• **TASK GOAL**
Please repeat each entry. Match every word exactly.

:: INPUT FOR THIS TASK

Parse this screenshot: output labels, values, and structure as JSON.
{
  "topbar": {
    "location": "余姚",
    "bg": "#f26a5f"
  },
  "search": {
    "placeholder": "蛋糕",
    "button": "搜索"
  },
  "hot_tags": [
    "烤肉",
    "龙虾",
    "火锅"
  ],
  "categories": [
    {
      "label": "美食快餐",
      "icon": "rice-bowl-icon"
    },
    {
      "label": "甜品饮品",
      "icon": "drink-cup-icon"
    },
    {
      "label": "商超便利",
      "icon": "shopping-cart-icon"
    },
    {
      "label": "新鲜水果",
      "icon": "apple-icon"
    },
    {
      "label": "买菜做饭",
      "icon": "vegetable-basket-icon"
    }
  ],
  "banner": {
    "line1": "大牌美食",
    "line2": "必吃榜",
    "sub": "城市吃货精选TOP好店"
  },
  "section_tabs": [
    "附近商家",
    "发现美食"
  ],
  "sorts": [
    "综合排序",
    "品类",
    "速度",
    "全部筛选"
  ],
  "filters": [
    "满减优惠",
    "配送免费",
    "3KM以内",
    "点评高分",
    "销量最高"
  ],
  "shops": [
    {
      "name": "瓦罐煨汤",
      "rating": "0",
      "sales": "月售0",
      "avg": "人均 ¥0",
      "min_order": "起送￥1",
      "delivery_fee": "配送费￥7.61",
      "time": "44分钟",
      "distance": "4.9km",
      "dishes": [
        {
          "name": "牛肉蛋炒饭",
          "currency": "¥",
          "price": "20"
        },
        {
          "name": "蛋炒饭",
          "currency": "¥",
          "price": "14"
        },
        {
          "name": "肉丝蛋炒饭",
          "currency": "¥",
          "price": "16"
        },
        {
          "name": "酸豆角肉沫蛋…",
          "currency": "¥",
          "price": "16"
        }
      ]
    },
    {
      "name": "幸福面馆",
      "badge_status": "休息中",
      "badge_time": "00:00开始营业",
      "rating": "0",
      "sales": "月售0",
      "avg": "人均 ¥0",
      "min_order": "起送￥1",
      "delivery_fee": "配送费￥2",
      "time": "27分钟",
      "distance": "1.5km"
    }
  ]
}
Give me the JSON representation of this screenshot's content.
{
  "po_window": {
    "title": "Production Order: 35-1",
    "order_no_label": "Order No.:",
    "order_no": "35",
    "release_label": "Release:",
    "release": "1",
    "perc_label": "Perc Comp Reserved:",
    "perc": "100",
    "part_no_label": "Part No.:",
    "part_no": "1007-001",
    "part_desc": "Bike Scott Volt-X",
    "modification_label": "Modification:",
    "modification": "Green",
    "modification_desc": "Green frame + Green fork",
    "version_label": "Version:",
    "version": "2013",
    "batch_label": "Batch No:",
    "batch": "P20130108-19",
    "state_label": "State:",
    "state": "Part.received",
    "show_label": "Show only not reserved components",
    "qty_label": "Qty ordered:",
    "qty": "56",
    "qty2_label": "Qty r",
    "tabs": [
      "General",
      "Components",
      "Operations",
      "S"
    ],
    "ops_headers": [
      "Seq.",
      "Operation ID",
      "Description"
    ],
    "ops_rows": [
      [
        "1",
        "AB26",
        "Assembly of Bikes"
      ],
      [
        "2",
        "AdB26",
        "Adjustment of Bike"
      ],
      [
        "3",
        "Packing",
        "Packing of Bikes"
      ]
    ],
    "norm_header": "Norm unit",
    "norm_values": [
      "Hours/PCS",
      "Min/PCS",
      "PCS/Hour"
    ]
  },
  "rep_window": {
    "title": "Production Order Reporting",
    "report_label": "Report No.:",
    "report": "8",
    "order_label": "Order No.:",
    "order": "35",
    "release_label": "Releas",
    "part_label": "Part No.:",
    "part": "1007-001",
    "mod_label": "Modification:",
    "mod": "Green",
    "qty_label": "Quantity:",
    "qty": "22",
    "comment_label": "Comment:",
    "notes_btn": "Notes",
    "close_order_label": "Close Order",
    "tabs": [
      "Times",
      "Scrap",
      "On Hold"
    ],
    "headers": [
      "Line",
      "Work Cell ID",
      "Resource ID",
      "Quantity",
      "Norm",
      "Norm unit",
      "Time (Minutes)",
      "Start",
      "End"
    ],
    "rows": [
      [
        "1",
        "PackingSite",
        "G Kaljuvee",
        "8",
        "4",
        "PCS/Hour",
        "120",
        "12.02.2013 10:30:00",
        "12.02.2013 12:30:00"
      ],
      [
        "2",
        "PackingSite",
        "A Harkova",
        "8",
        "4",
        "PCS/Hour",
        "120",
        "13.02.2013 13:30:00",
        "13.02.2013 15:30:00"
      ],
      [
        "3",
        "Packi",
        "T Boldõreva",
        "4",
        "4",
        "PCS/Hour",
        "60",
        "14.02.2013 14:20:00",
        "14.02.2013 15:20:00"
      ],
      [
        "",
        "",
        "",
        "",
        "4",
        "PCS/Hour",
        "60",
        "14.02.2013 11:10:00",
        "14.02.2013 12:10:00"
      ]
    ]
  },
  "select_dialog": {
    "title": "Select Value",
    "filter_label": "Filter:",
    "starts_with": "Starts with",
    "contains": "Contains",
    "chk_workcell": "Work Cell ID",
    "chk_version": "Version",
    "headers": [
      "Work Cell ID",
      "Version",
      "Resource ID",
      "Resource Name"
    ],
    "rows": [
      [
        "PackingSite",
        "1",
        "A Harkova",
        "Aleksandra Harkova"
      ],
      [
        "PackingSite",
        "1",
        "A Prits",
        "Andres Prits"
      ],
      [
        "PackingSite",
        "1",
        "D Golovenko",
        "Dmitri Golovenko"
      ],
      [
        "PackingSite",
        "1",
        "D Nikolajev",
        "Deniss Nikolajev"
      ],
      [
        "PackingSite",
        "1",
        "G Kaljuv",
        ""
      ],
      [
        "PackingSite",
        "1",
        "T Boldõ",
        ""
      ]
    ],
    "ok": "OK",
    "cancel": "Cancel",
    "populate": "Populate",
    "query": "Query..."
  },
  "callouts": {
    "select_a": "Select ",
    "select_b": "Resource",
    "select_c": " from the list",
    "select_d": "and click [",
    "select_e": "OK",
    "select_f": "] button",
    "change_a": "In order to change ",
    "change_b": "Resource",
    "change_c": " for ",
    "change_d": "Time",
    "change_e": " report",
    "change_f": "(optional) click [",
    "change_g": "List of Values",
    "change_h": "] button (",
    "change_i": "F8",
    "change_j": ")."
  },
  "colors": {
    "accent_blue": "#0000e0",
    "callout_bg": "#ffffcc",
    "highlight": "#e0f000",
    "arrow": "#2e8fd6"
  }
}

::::

• **ANSWER SECTION**
Parse this screenshot: output labels, values, and structure as JSON.
{
  "topbar": {
    "location": "余姚",
    "bg": "#f26a5f"
  },
  "search": {
    "placeholder": "蛋糕",
    "button": "搜索"
  },
  "hot_tags": [
    "烤肉",
    "龙虾",
    "火锅"
  ],
  "categories": [
    {
      "label": "美食快餐",
      "icon": "rice-bowl-icon"
    },
    {
      "label": "甜品饮品",
      "icon": "drink-cup-icon"
    },
    {
      "label": "商超便利",
      "icon": "shopping-cart-icon"
    },
    {
      "label": "新鲜水果",
      "icon": "apple-icon"
    },
    {
      "label": "买菜做饭",
      "icon": "vegetable-basket-icon"
    }
  ],
  "banner": {
    "line1": "大牌美食",
    "line2": "必吃榜",
    "sub": "城市吃货精选TOP好店"
  },
  "section_tabs": [
    "附近商家",
    "发现美食"
  ],
  "sorts": [
    "综合排序",
    "品类",
    "速度",
    "全部筛选"
  ],
  "filters": [
    "满减优惠",
    "配送免费",
    "3KM以内",
    "点评高分",
    "销量最高"
  ],
  "shops": [
    {
      "name": "瓦罐煨汤",
      "rating": "0",
      "sales": "月售0",
      "avg": "人均 ¥0",
      "min_order": "起送￥1",
      "delivery_fee": "配送费￥7.61",
      "time": "44分钟",
      "distance": "4.9km",
      "dishes": [
        {
          "name": "牛肉蛋炒饭",
          "currency": "¥",
          "price": "20"
        },
        {
          "name": "蛋炒饭",
          "currency": "¥",
          "price": "14"
        },
        {
          "name": "肉丝蛋炒饭",
          "currency": "¥",
          "price": "16"
        },
        {
          "name": "酸豆角肉沫蛋…",
          "currency": "¥",
          "price": "16"
        }
      ]
    },
    {
      "name": "幸福面馆",
      "badge_status": "休息中",
      "badge_time": "00:00开始营业",
      "rating": "0",
      "sales": "月售0",
      "avg": "人均 ¥0",
      "min_order": "起送￥1",
      "delivery_fee": "配送费￥2",
      "time": "27分钟",
      "distance": "1.5km"
    }
  ]
}
Give me the JSON representation of this screenshot's content.
{
  "po_window": {
    "title": "Production Order: 35-1",
    "order_no_label": "Order No.:",
    "order_no": "35",
    "release_label": "Release:",
    "release": "1",
    "perc_label": "Perc Comp Reserved:",
    "perc": "100",
    "part_no_label": "Part No.:",
    "part_no": "1007-001",
    "part_desc": "Bike Scott Volt-X",
    "modification_label": "Modification:",
    "modification": "Green",
    "modification_desc": "Green frame + Green fork",
    "version_label": "Version:",
    "version": "2013",
    "batch_label": "Batch No:",
    "batch": "P20130108-19",
    "state_label": "State:",
    "state": "Part.received",
    "show_label": "Show only not reserved components",
    "qty_label": "Qty ordered:",
    "qty": "56",
    "qty2_label": "Qty r",
    "tabs": [
      "General",
      "Components",
      "Operations",
      "S"
    ],
    "ops_headers": [
      "Seq.",
      "Operation ID",
      "Description"
    ],
    "ops_rows": [
      [
        "1",
        "AB26",
        "Assembly of Bikes"
      ],
      [
        "2",
        "AdB26",
        "Adjustment of Bike"
      ],
      [
        "3",
        "Packing",
        "Packing of Bikes"
      ]
    ],
    "norm_header": "Norm unit",
    "norm_values": [
      "Hours/PCS",
      "Min/PCS",
      "PCS/Hour"
    ]
  },
  "rep_window": {
    "title": "Production Order Reporting",
    "report_label": "Report No.:",
    "report": "8",
    "order_label": "Order No.:",
    "order": "35",
    "release_label": "Releas",
    "part_label": "Part No.:",
    "part": "1007-001",
    "mod_label": "Modification:",
    "mod": "Green",
    "qty_label": "Quantity:",
    "qty": "22",
    "comment_label": "Comment:",
    "notes_btn": "Notes",
    "close_order_label": "Close Order",
    "tabs": [
      "Times",
      "Scrap",
      "On Hold"
    ],
    "headers": [
      "Line",
      "Work Cell ID",
      "Resource ID",
      "Quantity",
      "Norm",
      "Norm unit",
      "Time (Minutes)",
      "Start",
      "End"
    ],
    "rows": [
      [
        "1",
        "PackingSite",
        "G Kaljuvee",
        "8",
        "4",
        "PCS/Hour",
        "120",
        "12.02.2013 10:30:00",
        "12.02.2013 12:30:00"
      ],
      [
        "2",
        "PackingSite",
        "A Harkova",
        "8",
        "4",
        "PCS/Hour",
        "120",
        "13.02.2013 13:30:00",
        "13.02.2013 15:30:00"
      ],
      [
        "3",
        "Packi",
        "T Boldõreva",
        "4",
        "4",
        "PCS/Hour",
        "60",
        "14.02.2013 14:20:00",
        "14.02.2013 15:20:00"
      ],
      [
        "",
        "",
        "",
        "",
        "4",
        "PCS/Hour",
        "60",
        "14.02.2013 11:10:00",
        "14.02.2013 12:10:00"
      ]
    ]
  },
  "select_dialog": {
    "title": "Select Value",
    "filter_label": "Filter:",
    "starts_with": "Starts with",
    "contains": "Contains",
    "chk_workcell": "Work Cell ID",
    "chk_version": "Version",
    "headers": [
      "Work Cell ID",
      "Version",
      "Resource ID",
      "Resource Name"
    ],
    "rows": [
      [
        "PackingSite",
        "1",
        "A Harkova",
        "Aleksandra Harkova"
      ],
      [
        "PackingSite",
        "1",
        "A Prits",
        "Andres Prits"
      ],
      [
        "PackingSite",
        "1",
        "D Golovenko",
        "Dmitri Golovenko"
      ],
      [
        "PackingSite",
        "1",
        "D Nikolajev",
        "Deniss Nikolajev"
      ],
      [
        "PackingSite",
        "1",
        "G Kaljuv",
        ""
      ],
      [
        "PackingSite",
        "1",
        "T Boldõ",
        ""
      ]
    ],
    "ok": "OK",
    "cancel": "Cancel",
    "populate": "Populate",
    "query": "Query..."
  },
  "callouts": {
    "select_a": "Select ",
    "select_b": "Resource",
    "select_c": " from the list",
    "select_d": "and click [",
    "select_e": "OK",
    "select_f": "] button",
    "change_a": "In order to change ",
    "change_b": "Resource",
    "change_c": " for ",
    "change_d": "Time",
    "change_e": " report",
    "change_f": "(optional) click [",
    "change_g": "List of Values",
    "change_h": "] button (",
    "change_i": "F8",
    "change_j": ")."
  },
  "colors": {
    "accent_blue": "#0000e0",
    "callout_bg": "#ffffcc",
    "highlight": "#e0f000",
    "arrow": "#2e8fd6"
  }
}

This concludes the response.